Mr. Lamb offered the following joint resolution, and it was adopted:

Resolved by the Legislature of West Virginia, That instead of the number heretofore directed there be printed in all, two thousand copies of the Acts; of which five hundred shall be distributed in sheets among the members as the session progresses, and the remainder reserved to be indexed and half bound in the usual manner, at the end of the session.

Resolved, That two thousand copies of the Constitution be printed to be bound with the Acts of the Legislature.

A message from the Senate announced the adoption by that body of the report of the committee of conference on House Bill No. 5.

On motion of Mr. Hagar,

Ordered, That the committee on Military Affairs inquire into the expediency of reporting by bill, or otherwise, appropriating one hundred and nineteen dollars to pay the claims of the adjutant, clerk, fifers and drummers, as allowed by the regimental court held in Boone county, March 10th, 1863.

On motion of Mr. Kittle,

Ordered, That the committee on the Judiciary, inquire into the expediency of reporting a bill to authorized the supplying of records that have been carried off or destroyed by rebels, or other causes.

Ordered, That the committee on the Judiciary, inquire into the expediency of reporting a bill to legalize levies made by County Courts since June term, up till present time.

On motion of Mr. Kramer,

Ordered, That the committee on Printing and Contingent Expenses be instructed to inquire into the expediency of repealing the 1st, 2d, and 4th sections of chapter 20 of the Code of Virginia, 1860.

On motion of Mr. Teter of Upshur,

Ordered, That the committee on Roads, &c., inquire into the propriety of rebuilding the bridge over the Buckhannon river on the line of the Staunton and Parkersburg Turnpike near the town of Buckhannon.

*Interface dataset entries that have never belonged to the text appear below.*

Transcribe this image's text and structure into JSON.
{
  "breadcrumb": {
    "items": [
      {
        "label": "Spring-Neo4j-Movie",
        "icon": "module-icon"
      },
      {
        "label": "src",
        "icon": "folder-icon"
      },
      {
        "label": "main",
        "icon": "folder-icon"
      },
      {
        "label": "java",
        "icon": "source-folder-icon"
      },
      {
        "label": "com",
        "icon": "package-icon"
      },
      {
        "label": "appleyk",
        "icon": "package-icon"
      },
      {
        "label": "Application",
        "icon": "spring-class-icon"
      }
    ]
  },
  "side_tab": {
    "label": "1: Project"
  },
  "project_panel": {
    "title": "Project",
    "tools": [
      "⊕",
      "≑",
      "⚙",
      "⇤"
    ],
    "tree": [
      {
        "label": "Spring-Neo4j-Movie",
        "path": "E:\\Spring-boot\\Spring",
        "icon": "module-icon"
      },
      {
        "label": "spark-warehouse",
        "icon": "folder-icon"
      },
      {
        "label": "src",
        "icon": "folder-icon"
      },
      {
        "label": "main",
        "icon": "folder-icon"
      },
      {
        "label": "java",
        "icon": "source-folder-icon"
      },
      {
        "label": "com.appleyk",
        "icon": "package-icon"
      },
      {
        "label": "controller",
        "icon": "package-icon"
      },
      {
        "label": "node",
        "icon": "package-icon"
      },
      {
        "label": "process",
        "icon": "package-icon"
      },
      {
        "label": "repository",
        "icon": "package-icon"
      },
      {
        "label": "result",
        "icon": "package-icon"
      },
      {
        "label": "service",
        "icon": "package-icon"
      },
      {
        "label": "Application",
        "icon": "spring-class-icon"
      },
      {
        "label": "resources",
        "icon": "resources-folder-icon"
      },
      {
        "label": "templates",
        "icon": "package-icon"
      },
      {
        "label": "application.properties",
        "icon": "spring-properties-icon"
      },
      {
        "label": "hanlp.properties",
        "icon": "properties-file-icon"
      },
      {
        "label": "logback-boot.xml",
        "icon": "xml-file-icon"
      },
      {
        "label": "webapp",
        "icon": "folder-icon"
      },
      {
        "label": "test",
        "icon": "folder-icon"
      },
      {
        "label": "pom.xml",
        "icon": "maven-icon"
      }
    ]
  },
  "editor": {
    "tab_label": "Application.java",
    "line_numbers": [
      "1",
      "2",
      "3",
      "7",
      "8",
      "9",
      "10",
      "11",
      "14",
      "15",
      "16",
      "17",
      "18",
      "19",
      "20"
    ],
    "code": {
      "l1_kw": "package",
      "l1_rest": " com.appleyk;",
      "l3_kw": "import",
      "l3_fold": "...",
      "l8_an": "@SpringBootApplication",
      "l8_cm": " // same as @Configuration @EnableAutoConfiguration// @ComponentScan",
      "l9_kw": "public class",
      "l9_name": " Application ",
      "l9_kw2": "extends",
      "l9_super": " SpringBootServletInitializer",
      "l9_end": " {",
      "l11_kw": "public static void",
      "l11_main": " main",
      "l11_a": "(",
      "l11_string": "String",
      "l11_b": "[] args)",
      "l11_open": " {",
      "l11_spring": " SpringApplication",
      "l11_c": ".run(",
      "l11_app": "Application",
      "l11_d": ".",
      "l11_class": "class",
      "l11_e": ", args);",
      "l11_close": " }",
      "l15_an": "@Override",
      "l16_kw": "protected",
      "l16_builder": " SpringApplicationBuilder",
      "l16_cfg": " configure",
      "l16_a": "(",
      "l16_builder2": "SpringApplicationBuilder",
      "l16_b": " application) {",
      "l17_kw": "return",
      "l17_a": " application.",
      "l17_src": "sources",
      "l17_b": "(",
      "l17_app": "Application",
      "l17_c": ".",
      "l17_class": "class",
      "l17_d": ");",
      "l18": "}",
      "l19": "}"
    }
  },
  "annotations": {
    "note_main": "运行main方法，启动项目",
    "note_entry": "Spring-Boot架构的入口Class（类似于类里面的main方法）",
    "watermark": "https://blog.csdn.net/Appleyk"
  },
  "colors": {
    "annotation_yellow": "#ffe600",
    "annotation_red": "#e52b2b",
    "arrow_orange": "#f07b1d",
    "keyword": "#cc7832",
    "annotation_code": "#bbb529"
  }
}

Mr. Copley presented a memorial from William Nixon, Collector of the Revenue for Wayne county, accompanied by an affidavit deposing that in September, 1862, he was robbed of eight hundred and forty-five dollars belonging to the State, and praying restitution of the same.

The memorial was referred to the committee on Claims and Grievances.

The consideration of House Bill No. 38, was resumed, and the question being on the amendment offered by Mr. Kramer, it was rejected.

The bill was amended, on motion of Mr. Griffith, by striking out “Governor” in line two hundred and seven, and substituting “Sheriff,” and by striking out “this State” in line two hundred and eight, and substituting “his county;” and further, on motion of Mr. Lamb, by adding to the third section the following: “Where the court may deem it proper, it may cause a jury to be empanneled to try any question of fact arising upon such notion;” and further, on motion of the same gentleman, by striking out “alien” before “enemy,” wherever it occurs; and still further, on motion of Mr. Ballard, by striking out “lawful for” in line two hundred and seven, and substituting “the duty of.”

The bill was then ordered to engrossment.

On motion of Mr. Van Winkle,

Resolved, That 500 copies of “An Act to provide for the division into townships of the several counties in the State,” of the first section of the seventh article of the Constitution, and of a tabular statement of the white population of each county, according to the United States census of 1860, be printed for the use of the commissioners appointed by the above entitled Act.

On motion, the House adjourned.


Timeline of West Virginia: Civil War and Statehood: July 1863

West Virginia Archives and History